Rising costs and ambitious long-term investment strategies are undermining investor confidence in Facebook and Twitter, judging by the downward movement in both companies’ stock following their earnings announcements earlier this week. Twitter is also suffering from its difficulty monetizing users and a slowdown in new user growth.
This morning Facebook’s stock price was trading as $73.15, down 9.4% from $80.76 on Tuesday. On Tuesday Facebook announced a profit of $802 million on revenues of $3.2 billion in the third quarter, including $2.96 billion in advertising. Profit was up 89% from $425 million in the third quarter of 2013, while revenues increased 48% from $2.02 billion.
However investors were apparently put off by the social media titan’s plans to spend a lot of money on new products and initiatives in areas ranging from artificial intelligence to the company’s ambitious plan to expand Internet access in the developing world, detailed by founder Mark Zuckerberg in the earnings call.
Needless to say, all these projects basically have one long-term goal -- increasing the numbers of Facebook users and their engagement with the platform -- which at first blush you might think investors would applaud. However there is real cause for concern, as Facebook’s strategy seems to depend less on organic growth and more on expensive acquisitions like Whatsapp, for which the company splashed out a cool $22 billion earlier this year (and which then posted a $232 million loss).

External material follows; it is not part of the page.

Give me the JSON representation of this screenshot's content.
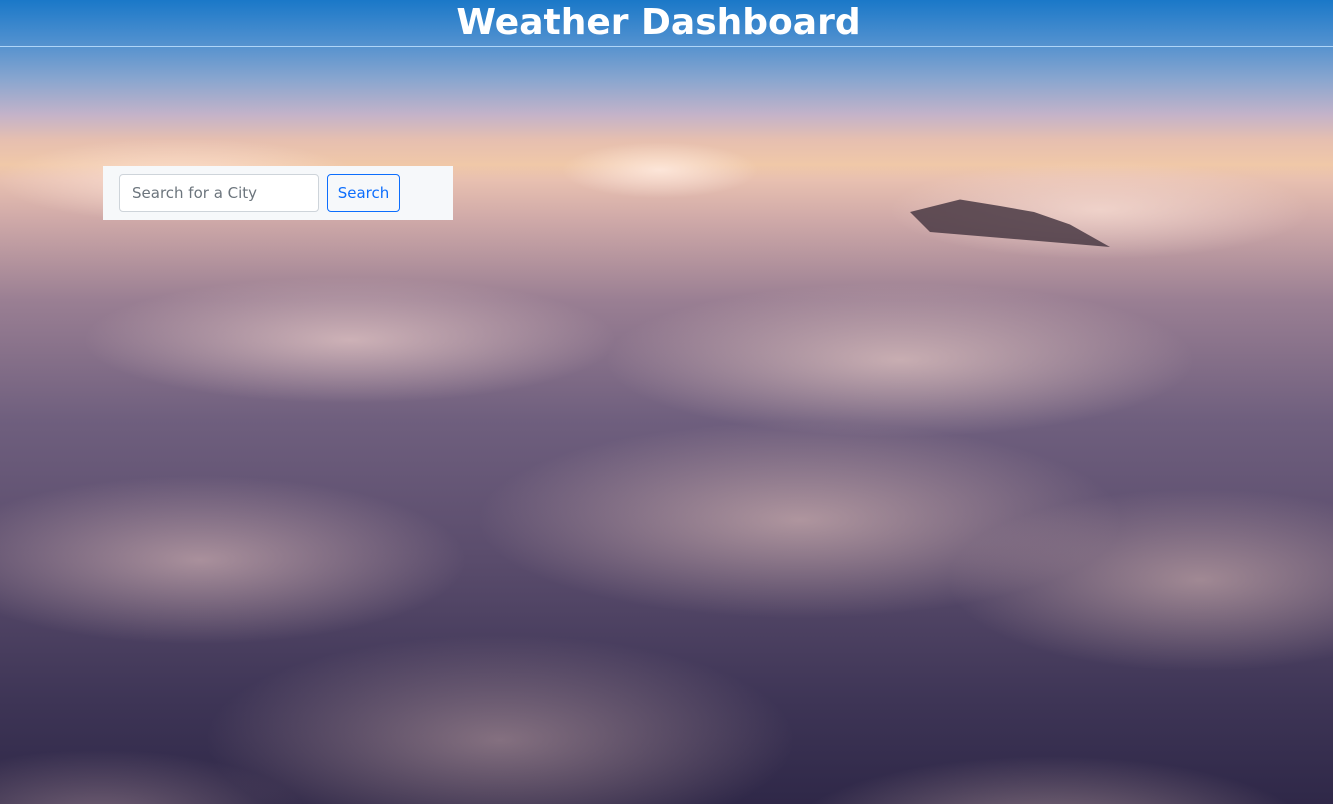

Meanwhile Twitter’s stock was trading at $41.05 this morning, down 15.4% from $48.55 on Monday. The company said revenues more than doubled from $169 million in the third quarter of 2013 to $361 million this year, as advertising revenue soared 109% to $320 million over the same period. But the company also posted a loss of $175.5 million, reflecting increased costs including research and development, sales and marketing, and administrative expenses.
Compared to the third quarter of 2013, Twitter’s monthly active users were up 23% to 284 million. However more recent quarter-to-quarter comparisons suggest organic growth is slowing, as Twitter added 13 million monthly active users compared to the second quarter of 2014, disappointing analysts who expected somewhere from 14-17 million.